A panel of experts from Kansas and Missouri discusses ongoing efforts to develop MetroGreen, a system of nature areas, greenways, and trails throughout the Kansas City area.
The panel includes Mark McHenry, Director of Kansas City Parks, Recreation, and Boulevards; Greg Ruether, Director of Parks Services for the City of Overland Park; and Janet Snook Bartnik, Director of Liberty Parks and Recreation. Tom Jacobs, director of environmental programs at the Mid-America Regional Council, opens the program with an overview of the MetroGreen system and its contemplated 1,144 mile network.
The discussion and a subsequent open forum is moderated by noted pedestrian Henry Fortunato, the Library's director of public affairs.
This event has been canceled at the speaker’s request due to a scheduling conflict. We will make every effort to notify interested persons when and if the program is rescheduled.
Rarely has history seen a more impressive and sustained display of intellect than that of medieval Central Asia, which between the years 800 and 1200 led the world in trade and economic development, the sophistication of its cities, and advances in disciplines ranging from mathematics and astronomy to music and philosophy.
Be prepared to become mesmerized by the wild world of animals and all their wonderful fun facts. Our friends from the Kansas City Zoo will take you on a magical journey around the world discovering animals and their homes.
World War II veteran Dick Cole, 98, joins Park University professor Dennis Okerstrom for a discussion of the 1st Air Commando Group, a forerunner to modern special operations units such as SEAL Team Six and Delta Force.
Cole and Okerstrom will discuss the first air commando raid as well as Cole’s other World War II experiences, including serving as Jimmy Doolittle co-pilot during the Tokyo Raid.
The 1st Air Commando Group, whose ranks included former child actor Jackie Coogan, grew out of a top-secret project to invade Japanese-occupied Burma by glider.
Okerstrom is the author of Project 9: The Birth of the Air Commandos in World War II.
Postcards were the “instant messages” of their day, a means of communicating hometown pride, civic identity, and a visitor’s curiosity. But where today’s electronic missives disappear with a click, the images and notes on vintage postcards endure – doorways to lost worlds.
Steve Noll, executive director of the Jackson County Historical Society and a postcard collector, leads an illustrated walk through Kansas City’s postcard history.
Join Dino at your interstellar Library branch for a musical storytelling adventure revolving around stars, meteors, and planets. Meet Grandpa O’Dell, space alien Zar, and the cowboy stargazer, Joe, in this educational, interactive, and fun show.

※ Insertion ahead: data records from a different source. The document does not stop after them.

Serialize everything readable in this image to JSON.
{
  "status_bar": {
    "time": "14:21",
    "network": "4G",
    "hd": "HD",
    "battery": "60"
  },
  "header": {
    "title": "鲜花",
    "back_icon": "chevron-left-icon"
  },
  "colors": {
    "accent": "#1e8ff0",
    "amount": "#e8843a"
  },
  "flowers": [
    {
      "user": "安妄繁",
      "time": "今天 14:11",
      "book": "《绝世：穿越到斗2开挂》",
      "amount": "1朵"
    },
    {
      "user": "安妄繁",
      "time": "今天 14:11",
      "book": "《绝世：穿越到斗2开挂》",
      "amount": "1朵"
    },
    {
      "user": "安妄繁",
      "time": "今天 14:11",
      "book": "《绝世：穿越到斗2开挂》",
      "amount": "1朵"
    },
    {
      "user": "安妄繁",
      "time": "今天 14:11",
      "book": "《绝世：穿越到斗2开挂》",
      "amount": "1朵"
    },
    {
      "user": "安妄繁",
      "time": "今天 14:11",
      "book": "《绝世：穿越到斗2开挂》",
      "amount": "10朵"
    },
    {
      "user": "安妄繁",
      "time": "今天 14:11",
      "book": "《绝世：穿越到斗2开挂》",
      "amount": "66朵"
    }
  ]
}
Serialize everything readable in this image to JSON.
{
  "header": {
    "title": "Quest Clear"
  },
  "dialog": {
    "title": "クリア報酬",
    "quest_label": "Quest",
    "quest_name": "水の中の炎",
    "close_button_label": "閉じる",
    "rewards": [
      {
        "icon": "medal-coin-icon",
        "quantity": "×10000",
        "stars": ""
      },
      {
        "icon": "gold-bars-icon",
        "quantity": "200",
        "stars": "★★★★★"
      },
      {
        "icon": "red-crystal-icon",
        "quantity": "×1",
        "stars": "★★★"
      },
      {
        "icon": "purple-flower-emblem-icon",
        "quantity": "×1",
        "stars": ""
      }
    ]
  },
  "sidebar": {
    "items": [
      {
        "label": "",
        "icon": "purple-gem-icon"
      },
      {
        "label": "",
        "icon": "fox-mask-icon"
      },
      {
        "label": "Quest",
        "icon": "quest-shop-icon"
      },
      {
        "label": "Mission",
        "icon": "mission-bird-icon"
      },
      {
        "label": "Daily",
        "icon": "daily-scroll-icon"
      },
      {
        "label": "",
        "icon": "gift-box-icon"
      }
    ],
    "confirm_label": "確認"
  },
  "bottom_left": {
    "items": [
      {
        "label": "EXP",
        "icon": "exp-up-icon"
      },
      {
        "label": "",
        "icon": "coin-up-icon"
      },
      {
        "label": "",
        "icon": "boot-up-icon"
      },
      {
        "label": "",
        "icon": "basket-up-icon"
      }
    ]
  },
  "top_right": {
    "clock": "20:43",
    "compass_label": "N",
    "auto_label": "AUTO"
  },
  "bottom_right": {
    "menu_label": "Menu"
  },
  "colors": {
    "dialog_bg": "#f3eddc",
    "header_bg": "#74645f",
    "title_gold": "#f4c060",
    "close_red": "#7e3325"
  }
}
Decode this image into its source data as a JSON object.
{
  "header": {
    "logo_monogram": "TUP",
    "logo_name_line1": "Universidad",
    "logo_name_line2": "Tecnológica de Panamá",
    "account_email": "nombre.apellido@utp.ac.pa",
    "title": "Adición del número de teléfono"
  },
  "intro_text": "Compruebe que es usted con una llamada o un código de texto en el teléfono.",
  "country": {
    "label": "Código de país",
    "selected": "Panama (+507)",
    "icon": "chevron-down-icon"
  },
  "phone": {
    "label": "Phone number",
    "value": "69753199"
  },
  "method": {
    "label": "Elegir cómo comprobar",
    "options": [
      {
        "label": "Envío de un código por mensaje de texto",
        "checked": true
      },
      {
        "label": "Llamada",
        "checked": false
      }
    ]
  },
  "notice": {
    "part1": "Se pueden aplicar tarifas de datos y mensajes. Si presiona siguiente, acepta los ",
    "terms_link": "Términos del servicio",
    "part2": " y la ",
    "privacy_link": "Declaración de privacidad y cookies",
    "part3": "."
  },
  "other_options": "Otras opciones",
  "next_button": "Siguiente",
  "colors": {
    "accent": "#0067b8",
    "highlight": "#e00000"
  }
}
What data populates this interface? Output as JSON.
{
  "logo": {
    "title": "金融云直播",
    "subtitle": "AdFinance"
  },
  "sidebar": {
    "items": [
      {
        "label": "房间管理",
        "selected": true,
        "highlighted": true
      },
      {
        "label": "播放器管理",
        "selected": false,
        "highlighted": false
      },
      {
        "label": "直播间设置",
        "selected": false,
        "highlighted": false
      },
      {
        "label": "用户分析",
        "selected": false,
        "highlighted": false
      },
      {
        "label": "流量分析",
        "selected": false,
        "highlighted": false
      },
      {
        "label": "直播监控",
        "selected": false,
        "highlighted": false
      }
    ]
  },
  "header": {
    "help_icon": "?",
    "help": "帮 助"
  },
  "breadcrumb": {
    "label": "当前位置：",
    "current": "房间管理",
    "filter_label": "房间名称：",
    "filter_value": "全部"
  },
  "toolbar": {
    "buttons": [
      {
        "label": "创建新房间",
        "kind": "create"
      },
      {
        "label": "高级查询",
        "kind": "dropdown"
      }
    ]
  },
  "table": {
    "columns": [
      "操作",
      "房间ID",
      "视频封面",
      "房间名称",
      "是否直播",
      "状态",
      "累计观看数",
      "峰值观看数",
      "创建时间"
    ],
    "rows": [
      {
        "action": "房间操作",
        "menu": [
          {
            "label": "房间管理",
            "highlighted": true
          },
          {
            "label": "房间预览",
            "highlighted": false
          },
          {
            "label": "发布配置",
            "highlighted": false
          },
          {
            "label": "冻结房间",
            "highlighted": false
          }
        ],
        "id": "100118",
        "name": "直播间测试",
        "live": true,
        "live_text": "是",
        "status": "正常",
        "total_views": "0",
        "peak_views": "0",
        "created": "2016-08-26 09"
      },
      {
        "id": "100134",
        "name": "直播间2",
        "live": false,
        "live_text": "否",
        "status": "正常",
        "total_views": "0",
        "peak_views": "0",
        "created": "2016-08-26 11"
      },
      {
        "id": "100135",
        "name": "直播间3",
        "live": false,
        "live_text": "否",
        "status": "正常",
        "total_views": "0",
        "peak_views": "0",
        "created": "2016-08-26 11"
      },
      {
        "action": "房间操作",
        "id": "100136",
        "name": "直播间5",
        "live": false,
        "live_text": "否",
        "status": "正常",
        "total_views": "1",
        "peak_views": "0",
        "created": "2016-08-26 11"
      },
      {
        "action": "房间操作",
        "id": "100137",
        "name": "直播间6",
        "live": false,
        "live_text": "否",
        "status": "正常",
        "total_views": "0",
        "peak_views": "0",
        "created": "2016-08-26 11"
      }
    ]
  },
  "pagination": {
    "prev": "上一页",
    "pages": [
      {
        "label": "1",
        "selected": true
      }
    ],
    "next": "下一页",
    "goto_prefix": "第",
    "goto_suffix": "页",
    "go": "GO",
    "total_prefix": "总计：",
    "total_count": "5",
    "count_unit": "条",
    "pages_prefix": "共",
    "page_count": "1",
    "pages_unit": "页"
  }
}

Whether he’s counting monsters, fixing spaceships, or swimming in peanut butter, Dino’s interactive songs and tall tales engage curiosity, inspire laughter, and stir the imagination.
Thousands of books have examined the effects of parents on their children. But what are the effects of children on their parents? New York magazine’s Jennifer Senior digs into that question in a discussion of her new book.
Senior examines the history and changing definition of what it means to be a parent, analyzing the many ways in which children reshape parents’ lives – their marriages, jobs, habits, hobbies, friendships, and internal sense of self. Her book follows mothers and fathers through parenthood’s deepest vexations and finest rewards.
John Bluford, the chief executive officer of Truman Medical Centers, has been recognized by Modern Healthcare magazine as one of the most influential people in health care. As he prepares to retire after 15 years at Truman, he looks back on his career and ahead to the future in a public conversation with Library Director Crosby Kemper III.
Bluford has overseen major improvements in cardiology, radiology, emergency, diabetes, and operating facilities in his tenure at Truman, and he established the Bluford Healthcare Leadership Institute. He served as chairman of the American Hospital Association, National Association of Public Hospitals and Health Systems and the Missouri Hospital Association.
The greatest swashbuckling film of all time almost bit the dust with a mid-production change in directors. But from a potential disaster arose what the New York Times’ Frank Nugent deemed “A richly produced, bravely bedecked, romantic, and colorful show … it can be calculated to rejoice the eights, rejuvenate the eighties, and delight those in between.” The Technicolor production is spectacular with castles, pageantry, gorgeous costumes. The style is lighthearted yet mythic, crammed with both bravura heroics and comic panache.